Human chorionic gonadotrophin; hCG
Human chorionic gonadotrophin (hCG) is a hormone produced by the cells that surround the growing human embryo that go on to form the placenta (called trophoblasts). Human chorionic gonadotrophin can be detected in the urine from 7-9 days after fertilisation as the embryo attaches and implants in the womb; it forms the basis of most over-the-counter and hospital pregnancy tests (see photo).
During the menstrual cycle, when an egg is released from the ovary at ovulation, the remnants of the ovarian follicle (which enclosed the egg) form the corpus luteum, which produces the hormone progesterone (and other hormones such as oestradiol).
If the egg is fertilised and implants, it produces hCG, which maintains survival of the corpus luteum. The corpus luteum will then continue to produce progesterone (as well as oestradiol and other hormones), which acts on the lining of the womb (endometrium, also called the ‘decidua’ during pregnancy) to maintain the pregnancy.
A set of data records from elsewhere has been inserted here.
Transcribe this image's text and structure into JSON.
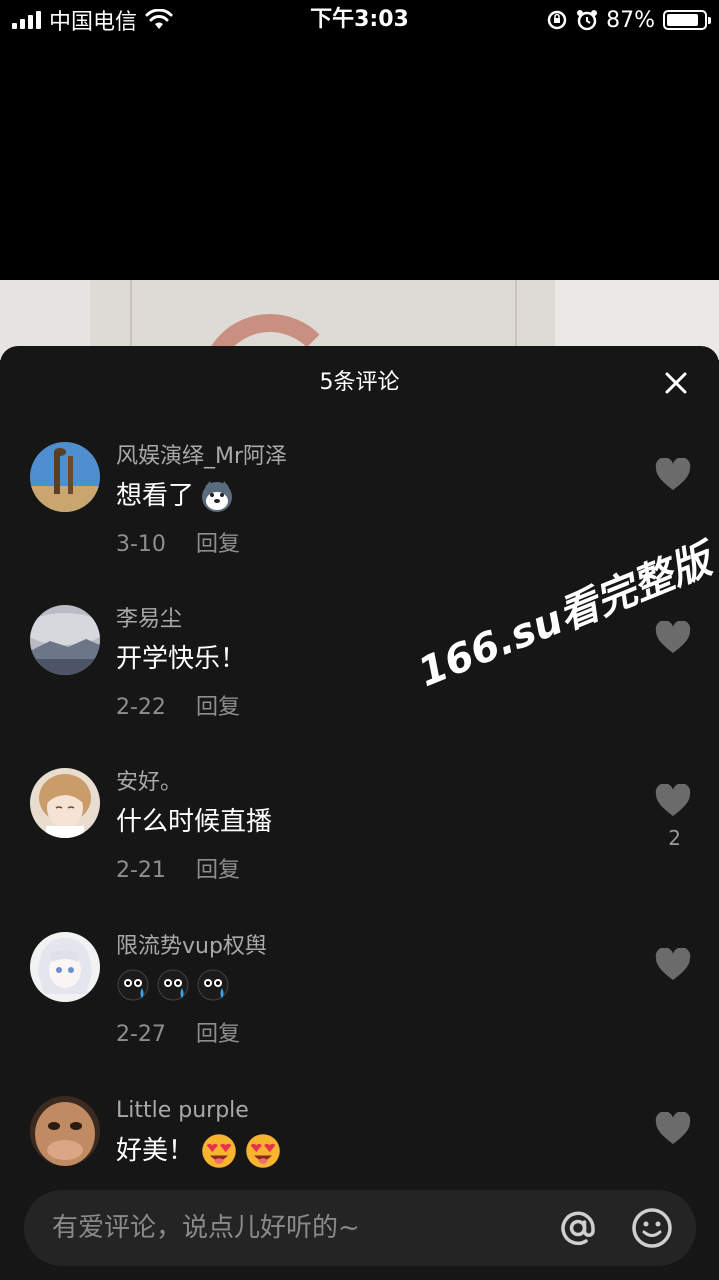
{
  "status_bar": {
    "carrier": "中国电信",
    "time": "下午3:03",
    "battery": "87%",
    "battery_level": 0.87
  },
  "sheet": {
    "title": "5条评论",
    "close_icon": "close-icon"
  },
  "comments": [
    {
      "name": "风娱演绎_Mr阿泽",
      "text": "想看了",
      "emoji": "husky-emoji",
      "date": "3-10",
      "reply": "回复",
      "likes": ""
    },
    {
      "name": "李易尘",
      "text": "开学快乐！",
      "emoji": "",
      "date": "2-22",
      "reply": "回复",
      "likes": ""
    },
    {
      "name": "安好。",
      "text": "什么时候直播",
      "emoji": "",
      "date": "2-21",
      "reply": "回复",
      "likes": "2"
    },
    {
      "name": "限流势vup权舆",
      "text": "",
      "emoji": "crying-emoji x3",
      "date": "2-27",
      "reply": "回复",
      "likes": ""
    },
    {
      "name": "Little purple",
      "text": "好美！",
      "emoji": "heart-eyes-emoji x2",
      "date": "",
      "reply": "",
      "likes": ""
    }
  ],
  "watermark": "166.su看完整版",
  "input": {
    "placeholder": "有爱评论，说点儿好听的~",
    "at_icon": "at-icon",
    "emoji_icon": "smile-icon"
  },
  "colors": {
    "sheet_bg": "#161616",
    "input_bg": "#242424",
    "name_gray": "#a9a9a9",
    "meta_gray": "#8e8e8e",
    "heart_gray": "#6b6b6b"
  }
}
If implantation does not occur, hCG levels fall, and the corpus luteum expires and stops producing progesterone. This fall in progesterone levels leads to shedding of the lining of the womb (menstruation) and through loss of the negative feedback, leads to an increase in follicle stimulating hormone (and to a lesser extent luteinising hormone) from the pituitary gland to initiate the next menstrual cycle.
Human chorionic gonadotrophin is produced by the trophoblast cells which surround the developing embryo and go on to form the placenta. The amount of human chorionic gonadotrophin in the bloodstream doubles every 2-3 days as development of the embryo and placenta continue, and levels peak at around 6-8 weeks of pregnancy. Following this peak, levels of human chorionic gonadotrophin plateau (although they remain detectable throughout pregnancy). Once the placenta is established, it becomes the main source of progesterone production (from around week 8-12 of pregnancy), and human chorionic gonadotrophin is no longer required to maintain the function of the corpus luteum. However, human chorionic gonadotrophin may have additional beneficial effects in the latter stages of pregnancy which are currently under investigation by researchers.
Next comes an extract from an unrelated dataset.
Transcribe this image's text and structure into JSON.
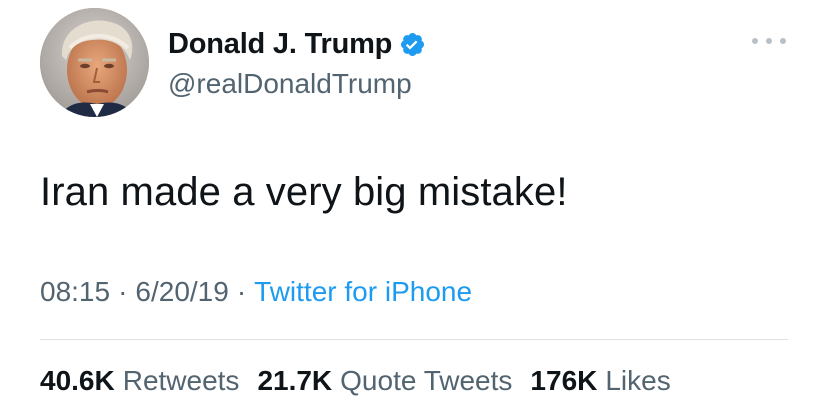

There is no strong evidence that high levels of human chorionic gonadotrophin cause direct negative consequences. Very high levels of human chorionic gonadotrophin are rare but can indicate hyper-proliferation of the placenta (also referred to as hydatidiform moles or molar pregnancies), which can in some people lead to a form of cancer (choriocarcinoma). Rarely, levels of human chorionic gonadotrophin may also be elevated in association with some non-pregnancy related cancers (e.g. kidney, breast, lung and gastrointestinal tract). In such cases, levels of human chorionic gonadotrophin in the blood/urine can serve as a tumour marker.
In pregnancy, a link between high levels of human chorionic gonadotrophin and occurrence of Down’s syndrome has also been suggested. Studies have shown that the levels of human chorionic gonadotrophin in a Down’s syndrome pregnancy are approximately twice that of an unaffected pregnancy. However, it is important to note that high levels of human chorionic gonadotrophin do not cause Down’s syndrome (rather it is caused by an extra chromosome at position 21); further research is needed to investigate this link.
Low levels of human chorionic gonadotrophin can indicate a failing pregnancy. Reduced levels of human chorionic gonadotrophin are often observed in ectopic pregnancies (where the embryo implants outside of the uterus) or in miscarriages.
Human chorionic gonadotrophin can be used to treat men with hypogonadism and infertility. It acts in a similar way to luteinising hormone (LH), stimulating testosterone and sperm production in the testes. It can be administered via intramuscular or subcutaneous injection. Side effects can include swelling of the testes, groin pain and behavioural change.
Last reviewed: Sep 2021